Uprooting from your home can be a life-altering decision, especially if you have a spouse and kids or other family and friends you're leaving behind. You'll want the new job to be a good fit and be able to thrive in the new location. Therefore, it's reasonable to ask your employer for pre-decision services before you take the plunge. Services might include proactive counseling, at least one visit to the new locale, and financial services to help you and your employer determine the costs of the move.
Know exactly what you're getting into. You don't want to move across the country -- or the world -- only to find yourself out on the street six months later. Likewise, your employer doesn't want to invest in your move only to have you defect to a competitor. It's in your mutual best interest to have a clear contract that states the conditions of your employment guaranteed for a specified period of time. Knowing you have secure, uninterrupted employment and income for at least a year or two will help you plan and adjust to your move.
Many companies are willing to absorb some if not all moving costs for relocating employees. These costs include packing, shipping, transportation, fuel, lodging, food, temporary storage and any other expenses associated with moving you and your family from one location and settling in another. Ask specifically how the company handles these expenses. It may provide you a flat rate relocation allowance or it may reimburse you for the expenses you incur.
Mortgage Payments and Loss on Sale
One of the most stressful aspects of moving is trying to sell a home, particularly if you owe more on your mortgage than what it's worth. Many employers are willing to help absorb some of those costs as an investment in up-and-coming employees. Ask your employer if it's able to cover mortgage payments if you move before your home sells. Also ask if it's willing to cover any costs on your old home should you incur losses on the home's value.
If you're moving across international borders, you'll have significant additional expenses and paperwork. It's reasonable to ask your employer for assistance with visas, international taxes and international shipping and transport costs. One helpful resource your employer could set you up with is a relocation agency, a third-party service that helps you move in and acclimate quickly in a new culture. It's also not uncommon to receive a repatriation bonus from an employer to help you get started.
Cost of Living Adjustments
A dollar in a small town is not the same as a dollar in big city. What a dollar is worth in another country could be even more dramatically different. Ensure that your salary and benefits in your new location adequately cover your living expenses. Basic factors to consider include housing, transportation, health care and everyday goods and services. Other more intangible costs might include access to education for your children or the cost of buying a vehicle if you previously relied on public transportation. Ask for assistance from a financial adviser to map out such costs, especially if you're moving across international borders.
Temporary Housing and Accommodations
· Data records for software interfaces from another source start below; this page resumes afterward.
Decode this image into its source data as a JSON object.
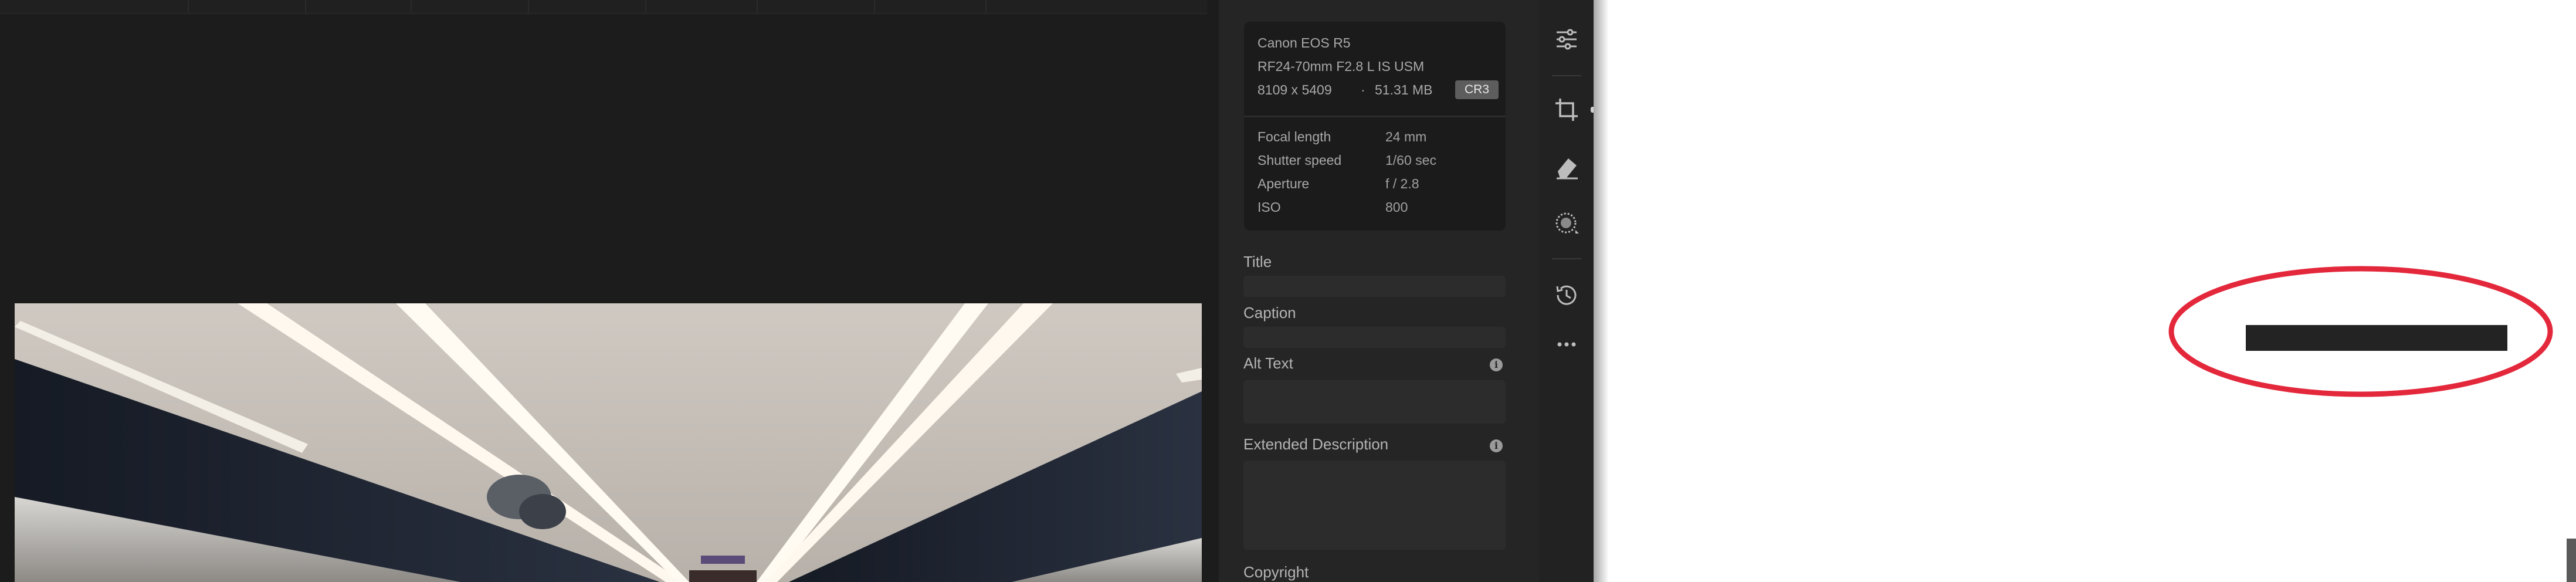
{
  "camera_info": {
    "camera": "Canon EOS R5",
    "lens": "RF24-70mm F2.8 L IS USM",
    "dimensions": "8109 x 5409",
    "separator": "·",
    "file_size": "51.31 MB",
    "file_type": "CR3"
  },
  "exif": [
    {
      "label": "Focal length",
      "value": "24 mm"
    },
    {
      "label": "Shutter speed",
      "value": "1/60 sec"
    },
    {
      "label": "Aperture",
      "value": "f / 2.8"
    },
    {
      "label": "ISO",
      "value": "800"
    }
  ],
  "fields": {
    "title_label": "Title",
    "title_value": "",
    "caption_label": "Caption",
    "caption_value": "",
    "alt_text_label": "Alt Text",
    "alt_text_value": "",
    "extended_description_label": "Extended Description",
    "extended_description_value": "",
    "copyright_label": "Copyright"
  },
  "rail_icons": [
    "sliders-icon",
    "crop-icon",
    "eraser-icon",
    "masking-icon",
    "history-icon",
    "more-icon"
  ],
  "colors": {
    "annotation_red": "#e4283c",
    "panel_bg": "#252525",
    "app_bg": "#1c1c1c"
  }
}
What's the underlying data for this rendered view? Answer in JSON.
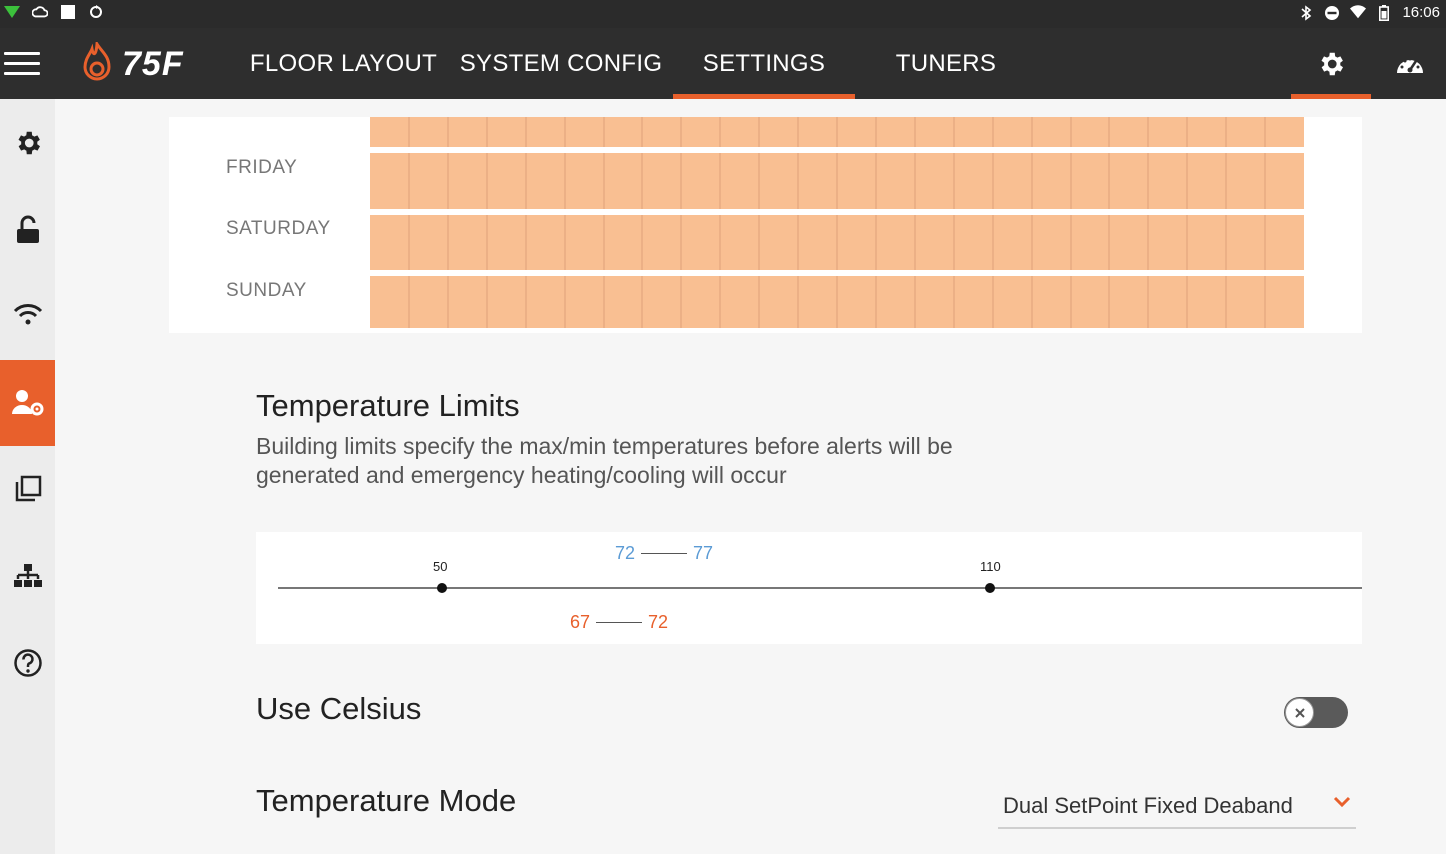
{
  "status_bar": {
    "time": "16:06",
    "left_icons": [
      "signal-icon",
      "cloud-icon",
      "square-icon",
      "sync-icon"
    ],
    "right_icons": [
      "bluetooth-icon",
      "dnd-icon",
      "wifi-icon",
      "battery-icon"
    ]
  },
  "app_bar": {
    "logo_text": "75F",
    "tabs": [
      {
        "label": "FLOOR LAYOUT"
      },
      {
        "label": "SYSTEM CONFIG"
      },
      {
        "label": "SETTINGS",
        "active": true
      },
      {
        "label": "TUNERS"
      }
    ],
    "right_icons": [
      "settings-gear-icon",
      "dashboard-gauge-icon"
    ]
  },
  "sidebar": {
    "items": [
      {
        "icon": "settings-gear-icon"
      },
      {
        "icon": "unlock-icon"
      },
      {
        "icon": "wifi-icon"
      },
      {
        "icon": "user-settings-icon",
        "active": true
      },
      {
        "icon": "copy-icon"
      },
      {
        "icon": "network-icon"
      },
      {
        "icon": "help-icon"
      }
    ]
  },
  "schedule": {
    "days": [
      "FRIDAY",
      "SATURDAY",
      "SUNDAY"
    ]
  },
  "temperature_limits": {
    "title": "Temperature Limits",
    "description": "Building limits specify the max/min temperatures before alerts will be generated and emergency heating/cooling will occur",
    "building_min": "50",
    "building_max": "110",
    "cooling_range": {
      "low": "72",
      "high": "77"
    },
    "heating_range": {
      "low": "67",
      "high": "72"
    }
  },
  "use_celsius": {
    "label": "Use Celsius",
    "enabled": false
  },
  "temperature_mode": {
    "label": "Temperature Mode",
    "value": "Dual SetPoint Fixed Deaband"
  },
  "colors": {
    "accent": "#e8602c",
    "schedule_fill": "#f9bf92",
    "cooling": "#5b9bd5",
    "heating": "#e8602c"
  }
}
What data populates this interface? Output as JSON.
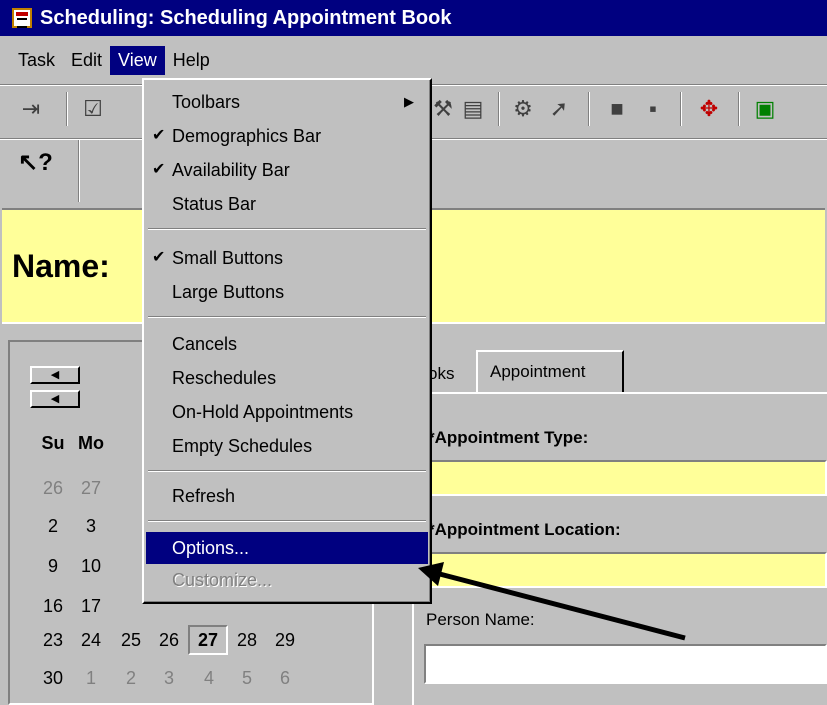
{
  "window": {
    "title": "Scheduling: Scheduling Appointment Book"
  },
  "menubar": {
    "items": [
      "Task",
      "Edit",
      "View",
      "Help"
    ]
  },
  "view_menu": {
    "toolbars": "Toolbars",
    "demographics_bar": "Demographics Bar",
    "availability_bar": "Availability Bar",
    "status_bar": "Status Bar",
    "small_buttons": "Small Buttons",
    "large_buttons": "Large Buttons",
    "cancels": "Cancels",
    "reschedules": "Reschedules",
    "on_hold": "On-Hold Appointments",
    "empty_schedules": "Empty Schedules",
    "refresh": "Refresh",
    "options": "Options...",
    "customize": "Customize..."
  },
  "demographics": {
    "name_label": "Name:"
  },
  "calendar": {
    "days_of_week": [
      "Su",
      "Mo"
    ],
    "rows": [
      [
        "26",
        "27"
      ],
      [
        "2",
        "3"
      ],
      [
        "9",
        "10"
      ],
      [
        "16",
        "17",
        "",
        "",
        "",
        "",
        ""
      ],
      [
        "23",
        "24",
        "25",
        "26",
        "27",
        "28",
        "29"
      ],
      [
        "30",
        "1",
        "2",
        "3",
        "4",
        "5",
        "6"
      ]
    ]
  },
  "appointment": {
    "tabs": [
      "oks",
      "Appointment"
    ],
    "appointment_type_label": "*Appointment Type:",
    "appointment_location_label": "*Appointment Location:",
    "person_name_label": "Person Name:"
  },
  "colors": {
    "title_bg": "#000080",
    "window_bg": "#c0c0c0",
    "highlight": "#ffff99"
  }
}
Depending on the conditions of your move, your employer may be willing to pay for your new housing and accommodations. It might cover rent while you're looking for a new home or trying to sell your old one. It could put you in a hotel or corporate housing if the relocation is temporary. If you don't have access to amenities like a kitchen or a car, your employer may also help absorb some of those costs. Any unusual living expenses you incur as a result of the relocation can qualify for either reimbursement or a relocation allowance.
Gina Poirier has a professional background in nonprofit administration and management, primarily with youth development organizations. She holds a Bachelor of Arts in international studies from the University of Washington and a Master of Public Administration from the University of Alaska Anchorage.